Church is Good for Your Body and Soul
Recent medical studies revealed that people who attend church at least weekly have longer life expectancies and fewer complications from illnesses or surgeries than non-church goers.
A number of studies have shown associations between attending religious services and living a long time. One of the most comprehensive, published in JAMA Internal Medicine in 2016, found that women who went to any kind of religious service more than once a week had a 33% lower chance than their secular peers of dying during the 16-year study-follow-up period.
Another study, published last year in PLOS One, found that regular service attendance was linked to reductions in the body’s stress responses and even in mortality–so much so that worshippers were 55% less likely to die during the up to 18-year follow-up period than people who didn’t frequent the temple, church or mosque.
Tyler VanderWeele, one of the authors of the JAMA study and a professor of epidemiology at Harvard, says factors related to churchgoing–like having a network of social support, an optimistic attitude, better self-control and a sense of purpose in life–may account for the long-life benefits seen in his study and others.
Indeed, it’s also the values drawn from religious tradition–such as “respect, compassion, gratitude, charity, humility, harmony, meditation and preservation of health”–that seem to predict longevity.
Going to church may not protect us from health crises but it does help us cope with them.
Used with permission from JS Paluch, publisher.
As many of you know, members of the parish and the Starfish Coffee House joined Fr. Peter on a pilgrimage to Medjugorje last month.

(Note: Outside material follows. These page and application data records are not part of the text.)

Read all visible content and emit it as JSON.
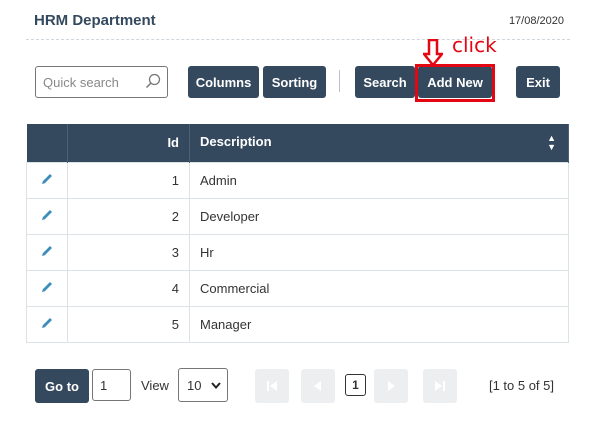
{
  "header": {
    "title": "HRM Department",
    "date": "17/08/2020"
  },
  "toolbar": {
    "search_placeholder": "Quick search",
    "columns_label": "Columns",
    "sorting_label": "Sorting",
    "search_label": "Search",
    "add_new_label": "Add New",
    "exit_label": "Exit"
  },
  "annotation": {
    "text": "click",
    "color": "#e30613"
  },
  "table": {
    "columns": [
      "Id",
      "Description"
    ],
    "rows": [
      {
        "id": "1",
        "description": "Admin"
      },
      {
        "id": "2",
        "description": "Developer"
      },
      {
        "id": "3",
        "description": "Hr"
      },
      {
        "id": "4",
        "description": "Commercial"
      },
      {
        "id": "5",
        "description": "Manager"
      }
    ]
  },
  "pager": {
    "goto_label": "Go to",
    "page_value": "1",
    "view_label": "View",
    "view_value": "10",
    "current_page": "1",
    "range_text": "[1 to 5 of 5]"
  },
  "colors": {
    "primary": "#34495e",
    "accent": "#e30613",
    "edit_icon": "#3c8dbc"
  }
}
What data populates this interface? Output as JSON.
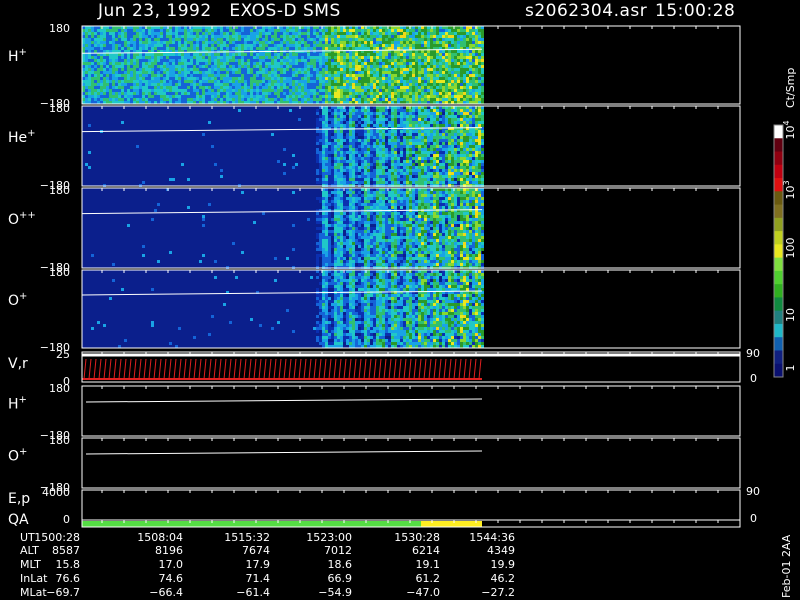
{
  "header": {
    "title": "Jun 23, 1992   EXOS-D SMS",
    "file": "s2062304.asr",
    "time": "15:00:28"
  },
  "colorbar": {
    "units": "Ct/Smp",
    "labels": [
      "1",
      "10",
      "100",
      "10",
      "10"
    ],
    "label_exponents": [
      "",
      "",
      "",
      "3",
      "4"
    ]
  },
  "chart_data": [
    {
      "type": "heatmap",
      "ylabel": "H",
      "ylabel_sup": "+",
      "ylim": [
        -180,
        180
      ],
      "ticks": [
        "180",
        "−180"
      ]
    },
    {
      "type": "heatmap",
      "ylabel": "He",
      "ylabel_sup": "+",
      "ylim": [
        -180,
        180
      ],
      "ticks": [
        "180",
        "−180"
      ]
    },
    {
      "type": "heatmap",
      "ylabel": "O",
      "ylabel_sup": "++",
      "ylim": [
        -180,
        180
      ],
      "ticks": [
        "180",
        "−180"
      ]
    },
    {
      "type": "heatmap",
      "ylabel": "O",
      "ylabel_sup": "+",
      "ylim": [
        -180,
        180
      ],
      "ticks": [
        "180",
        "−180"
      ]
    },
    {
      "type": "line",
      "ylabel": "V,r",
      "ylim": [
        0,
        25
      ],
      "ticks": [
        "25",
        "0"
      ],
      "right_ticks": [
        "90",
        "0"
      ]
    },
    {
      "type": "line",
      "ylabel": "H",
      "ylabel_sup": "+",
      "ylim": [
        -180,
        180
      ],
      "ticks": [
        "180",
        "−180"
      ]
    },
    {
      "type": "line",
      "ylabel": "O",
      "ylabel_sup": "+",
      "ylim": [
        -180,
        180
      ],
      "ticks": [
        "180",
        "−180"
      ]
    },
    {
      "type": "line",
      "ylabel": "E,p",
      "ylim": [
        0,
        4000
      ],
      "ticks": [
        "4000",
        "0"
      ],
      "right_ticks": [
        "90",
        "0"
      ]
    },
    {
      "type": "bar",
      "ylabel": "QA",
      "segments": [
        {
          "start": "1500:28",
          "end": "1530:28",
          "color": "#55dd44"
        },
        {
          "start": "1530:28",
          "end": "1544:36",
          "color": "#ffee22"
        }
      ]
    }
  ],
  "footer": {
    "row_labels": [
      "UT",
      "ALT",
      "MLT",
      "InLat",
      "MLat"
    ],
    "columns": [
      {
        "UT": "1500:28",
        "ALT": "8587",
        "MLT": "15.8",
        "InLat": "76.6",
        "MLat": "−69.7"
      },
      {
        "UT": "1508:04",
        "ALT": "8196",
        "MLT": "17.0",
        "InLat": "74.6",
        "MLat": "−66.4"
      },
      {
        "UT": "1515:32",
        "ALT": "7674",
        "MLT": "17.9",
        "InLat": "71.4",
        "MLat": "−61.4"
      },
      {
        "UT": "1523:00",
        "ALT": "7012",
        "MLT": "18.6",
        "InLat": "66.9",
        "MLat": "−54.9"
      },
      {
        "UT": "1530:28",
        "ALT": "6214",
        "MLT": "19.1",
        "InLat": "61.2",
        "MLat": "−47.0"
      },
      {
        "UT": "1544:36",
        "ALT": "4349",
        "MLT": "19.9",
        "InLat": "46.2",
        "MLat": "−27.2"
      }
    ],
    "stamp": "Feb-01 2AA"
  }
}
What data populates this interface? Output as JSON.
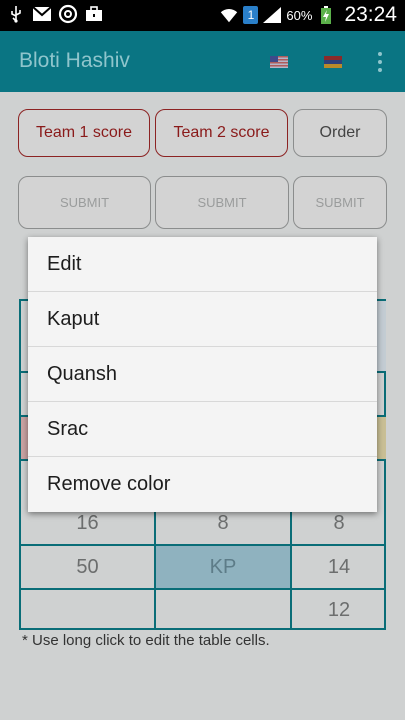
{
  "status_bar": {
    "icons": [
      "usb-icon",
      "gmail-icon",
      "email-at-icon",
      "briefcase-icon"
    ],
    "sim": "1",
    "battery": "60%",
    "time": "23:24"
  },
  "app": {
    "title": "Bloti Hashiv",
    "language_flags": [
      "us-flag",
      "armenia-flag"
    ]
  },
  "buttons": {
    "team1": "Team 1 score",
    "team2": "Team 2 score",
    "order": "Order",
    "submit": "SUBMIT"
  },
  "table": {
    "visible_rows": [
      [
        "16",
        "8",
        "8"
      ],
      [
        "50",
        "KP",
        "14"
      ],
      [
        "",
        "",
        "12"
      ]
    ]
  },
  "note": "* Use long click to edit the table cells.",
  "context_menu": {
    "items": [
      "Edit",
      "Kaput",
      "Quansh",
      "Srac",
      "Remove color"
    ]
  },
  "colors": {
    "action_bar": "#0a7583",
    "grid_border": "#0a6d77",
    "team_button_border": "#8c2323",
    "highlight_cell": "#8fb2bf"
  }
}
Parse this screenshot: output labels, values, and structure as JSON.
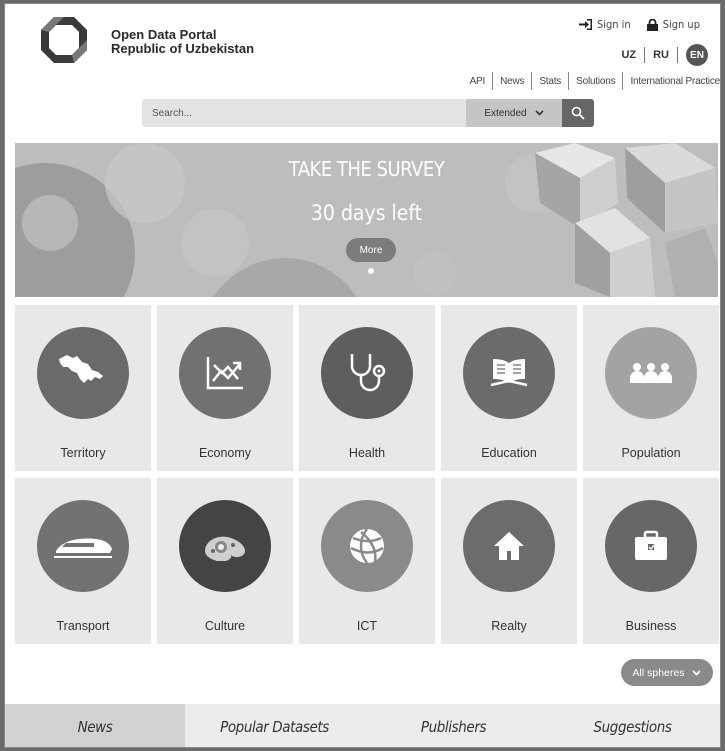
{
  "header": {
    "title_line1": "Open Data Portal",
    "title_line2": "Republic of Uzbekistan",
    "sign_in": "Sign in",
    "sign_up": "Sign up",
    "langs": [
      "UZ",
      "RU",
      "EN"
    ],
    "active_lang": "EN",
    "nav": [
      "API",
      "News",
      "Stats",
      "Solutions",
      "International Practice"
    ]
  },
  "search": {
    "placeholder": "Search...",
    "mode": "Extended"
  },
  "banner": {
    "title": "TAKE THE SURVEY",
    "subtitle": "30 days left",
    "more": "More"
  },
  "spheres": [
    {
      "label": "Territory",
      "icon": "map-uzbekistan-icon",
      "color": "#6a6a6a"
    },
    {
      "label": "Economy",
      "icon": "chart-trend-icon",
      "color": "#717171"
    },
    {
      "label": "Health",
      "icon": "stethoscope-icon",
      "color": "#5e5e5e"
    },
    {
      "label": "Education",
      "icon": "open-book-icon",
      "color": "#6b6b6b"
    },
    {
      "label": "Population",
      "icon": "people-icon",
      "color": "#a3a3a3"
    },
    {
      "label": "Transport",
      "icon": "train-icon",
      "color": "#727272"
    },
    {
      "label": "Culture",
      "icon": "paisley-icon",
      "color": "#444444"
    },
    {
      "label": "ICT",
      "icon": "globe-network-icon",
      "color": "#8a8a8a"
    },
    {
      "label": "Realty",
      "icon": "house-icon",
      "color": "#6c6c6c"
    },
    {
      "label": "Business",
      "icon": "briefcase-icon",
      "color": "#676767"
    }
  ],
  "all_spheres": "All spheres",
  "tabs": [
    "News",
    "Popular Datasets",
    "Publishers",
    "Suggestions"
  ],
  "active_tab": "News"
}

Our Blessed Mother models a profound witness to love and life in the Gospel account of the Visitation.